Tickling your toddler often leads to shrieks of laughter, but there are some interesting theories against it. Is there any truth to the idea that tickling your toddler is harmful?
Although many parents have tickled a child at one point or another, just because a child laughs in response doesn’t mean that he or she is enjoying the tickling. Humans laugh when we are tickled as an automatic response, much like sneezing.
Tickling was even used as an actual form of torture throughout history, so as parents, it is important to understand that a child’s laughter doesn’t mean that he or she likes or wants to be tickled.
Aside from the fact that your toddler may not be able to communicate whether they enjoy being tickled, forcing a child to let you tickle them can also send a dangerous message about body autonomy.
The case against tickling is a strong one.
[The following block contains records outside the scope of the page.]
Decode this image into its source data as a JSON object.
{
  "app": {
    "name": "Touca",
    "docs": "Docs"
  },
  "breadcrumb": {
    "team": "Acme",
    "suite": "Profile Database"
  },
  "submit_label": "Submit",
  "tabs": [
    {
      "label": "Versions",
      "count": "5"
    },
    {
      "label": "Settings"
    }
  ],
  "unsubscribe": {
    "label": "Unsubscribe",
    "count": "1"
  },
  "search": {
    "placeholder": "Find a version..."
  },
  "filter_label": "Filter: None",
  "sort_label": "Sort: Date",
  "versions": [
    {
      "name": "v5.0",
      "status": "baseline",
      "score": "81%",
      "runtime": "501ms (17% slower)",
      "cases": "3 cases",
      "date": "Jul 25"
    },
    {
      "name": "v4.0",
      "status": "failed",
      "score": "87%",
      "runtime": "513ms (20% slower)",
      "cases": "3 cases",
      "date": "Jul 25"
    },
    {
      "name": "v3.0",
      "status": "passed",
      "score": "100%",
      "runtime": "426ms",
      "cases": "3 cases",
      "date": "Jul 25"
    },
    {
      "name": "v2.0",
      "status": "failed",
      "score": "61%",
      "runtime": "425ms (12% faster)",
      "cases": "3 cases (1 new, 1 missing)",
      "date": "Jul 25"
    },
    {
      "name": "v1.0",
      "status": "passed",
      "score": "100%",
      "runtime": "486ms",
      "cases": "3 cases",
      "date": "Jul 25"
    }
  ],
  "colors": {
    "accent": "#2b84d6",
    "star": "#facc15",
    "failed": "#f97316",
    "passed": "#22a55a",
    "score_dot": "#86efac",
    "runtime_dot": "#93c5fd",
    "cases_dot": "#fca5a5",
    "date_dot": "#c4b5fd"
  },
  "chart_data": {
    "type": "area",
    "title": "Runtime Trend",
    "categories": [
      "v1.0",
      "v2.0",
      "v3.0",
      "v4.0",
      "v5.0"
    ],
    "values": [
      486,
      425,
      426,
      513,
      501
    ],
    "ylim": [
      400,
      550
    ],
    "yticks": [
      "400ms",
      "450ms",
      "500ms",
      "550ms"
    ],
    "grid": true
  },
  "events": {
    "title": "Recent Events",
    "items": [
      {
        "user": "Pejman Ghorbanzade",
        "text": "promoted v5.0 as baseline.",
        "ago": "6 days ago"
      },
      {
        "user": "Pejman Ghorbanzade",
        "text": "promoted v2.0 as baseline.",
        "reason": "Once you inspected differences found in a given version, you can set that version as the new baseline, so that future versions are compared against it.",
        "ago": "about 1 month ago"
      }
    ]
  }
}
Lawrence Cohen, Ph.D., author of the book “Playful Parenting,” said that tickling can overwhelm the nervous system and make children feel helpless and out of control.
The reflexive laughter can disguise discomfort, and even pain. It’s also a clear boundary breaker. When we tickle children without their buy-in, we’re teaching them that it’s OK to be touched and to touch others in ways they don’t like.
The worst kind of tickling is forceful and continuous, Dr. Cohen said. He adds:
“You’re not tuning in to the whole child. You’re not seeing them gasping for air. When the child is saying ‘Stop’ while laughing, the stop is ignored.”
It’s easy to see how tickling can become a form of bullying, or even abuse. It’s so common there’s a term for it: “tickle torture.”
When Caitlin Crawshaw was 8, she was playing with two brothers from her school in the basement of their grandparents’ house when they began to tickle her. The boys were about her age, the adults were upstairs. It was so forceful it hurt, she said. She remembers laughing when she wanted to cry, and feeling a sense of paralysis.